A 70-year-old man formerly of Quincy was convicted for five counts of tax evasion as well as stealing funds from a federal housing assistance program. The man was also convicted of two counts of conspiracy and two counts of making false statements. The tax evasion convictions and related charges involved two elaborate schemes: one involving a false-invoice scheme and the other Section 8 housing fraud.The crime began after he was hired as a salesman by Xcel Fire Protection, an indoor sprinkler company. The man told Xcel's general manager that he owned several businesses, including a trucking company, moving and real estate business and a business equipment company. According to authorities, the man sent false invoices in the names of the companies that he owned to Xcel for goods or services that these businesses had never provided. The general manager authorized the company to pay the invoices by check. In exchange, the man gave the general manager 90 percent of the value of the checks while keeping 10 percent for himself. The man and the general manager did not pay the correct amount of income taxes toward the $490,000 that they received through these transactions.
Three people, including a Norwood man, were sentenced in Worcester federal district court for conspiracies to defraud the U.S. using several tax fraud schemes. Released wearing electronic monitoring devices, they are awaiting sentencing in June.

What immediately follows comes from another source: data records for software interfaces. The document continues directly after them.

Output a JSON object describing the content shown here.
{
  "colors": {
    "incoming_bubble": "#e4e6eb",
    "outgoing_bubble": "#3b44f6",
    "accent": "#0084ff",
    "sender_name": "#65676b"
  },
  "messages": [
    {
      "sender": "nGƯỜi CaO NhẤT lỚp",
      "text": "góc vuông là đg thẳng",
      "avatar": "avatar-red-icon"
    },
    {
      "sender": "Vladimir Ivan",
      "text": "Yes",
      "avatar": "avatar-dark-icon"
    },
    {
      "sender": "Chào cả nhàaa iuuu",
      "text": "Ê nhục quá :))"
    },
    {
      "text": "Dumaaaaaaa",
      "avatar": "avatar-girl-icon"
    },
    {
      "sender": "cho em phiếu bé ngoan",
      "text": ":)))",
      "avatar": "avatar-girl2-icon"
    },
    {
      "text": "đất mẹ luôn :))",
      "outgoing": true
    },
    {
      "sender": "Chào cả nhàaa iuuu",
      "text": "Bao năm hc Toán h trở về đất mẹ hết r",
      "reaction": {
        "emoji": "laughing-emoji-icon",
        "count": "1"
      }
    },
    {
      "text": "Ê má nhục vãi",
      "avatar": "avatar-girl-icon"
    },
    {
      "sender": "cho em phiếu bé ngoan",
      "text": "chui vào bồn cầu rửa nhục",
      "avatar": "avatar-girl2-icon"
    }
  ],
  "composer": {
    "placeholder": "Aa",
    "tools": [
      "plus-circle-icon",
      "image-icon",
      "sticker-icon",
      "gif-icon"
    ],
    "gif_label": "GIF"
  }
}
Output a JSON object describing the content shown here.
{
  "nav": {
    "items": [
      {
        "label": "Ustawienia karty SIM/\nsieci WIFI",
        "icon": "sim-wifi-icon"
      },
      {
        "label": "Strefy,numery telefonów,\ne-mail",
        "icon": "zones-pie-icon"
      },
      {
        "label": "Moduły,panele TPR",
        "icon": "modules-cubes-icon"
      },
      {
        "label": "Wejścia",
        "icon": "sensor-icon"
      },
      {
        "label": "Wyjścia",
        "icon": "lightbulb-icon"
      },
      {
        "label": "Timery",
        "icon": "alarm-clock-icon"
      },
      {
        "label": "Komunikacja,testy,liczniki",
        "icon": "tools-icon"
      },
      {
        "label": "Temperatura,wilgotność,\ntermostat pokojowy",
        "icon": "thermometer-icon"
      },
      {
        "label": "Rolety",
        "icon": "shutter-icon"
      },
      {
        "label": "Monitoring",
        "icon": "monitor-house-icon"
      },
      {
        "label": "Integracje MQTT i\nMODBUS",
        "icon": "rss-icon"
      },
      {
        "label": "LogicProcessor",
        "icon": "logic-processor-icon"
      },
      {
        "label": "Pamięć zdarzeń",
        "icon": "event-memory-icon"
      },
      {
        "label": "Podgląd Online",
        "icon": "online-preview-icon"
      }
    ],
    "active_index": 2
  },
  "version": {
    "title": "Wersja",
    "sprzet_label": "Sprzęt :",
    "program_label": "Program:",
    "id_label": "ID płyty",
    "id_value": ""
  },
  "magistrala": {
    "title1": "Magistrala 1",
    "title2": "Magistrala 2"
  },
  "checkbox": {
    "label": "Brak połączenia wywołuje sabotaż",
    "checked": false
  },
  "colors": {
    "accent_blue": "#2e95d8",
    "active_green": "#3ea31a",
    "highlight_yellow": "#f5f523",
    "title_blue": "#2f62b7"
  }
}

All three were found guilty of participating in an "under the table" payroll scam and the use of "underground warehouse banking." Both charges are defined by conspiracy and fraud and were used to hide income and assets from the Internal Revenue Service. The Norwood man was also convicted of tax evasion.
Massachusetts readers may be interested in the effect of a 2007 incident of tax fraud worth $48 million, which led Washington, D.C., to implement "enhanced control techniques" intended to detect any fraudulent tax-related activity in the future. These measures recently played a part in the discovery of a four-year tax refund scheme enacted by a tax examiner who worked for the District of Columbia Office of Tax and Revenue (DCOTR). The incident resulted in more than $400,000 essentially stolen from taxpayers. The 47-year old woman who was charged recently pled guilty to wire fraud in a Washington, D.C., federal court.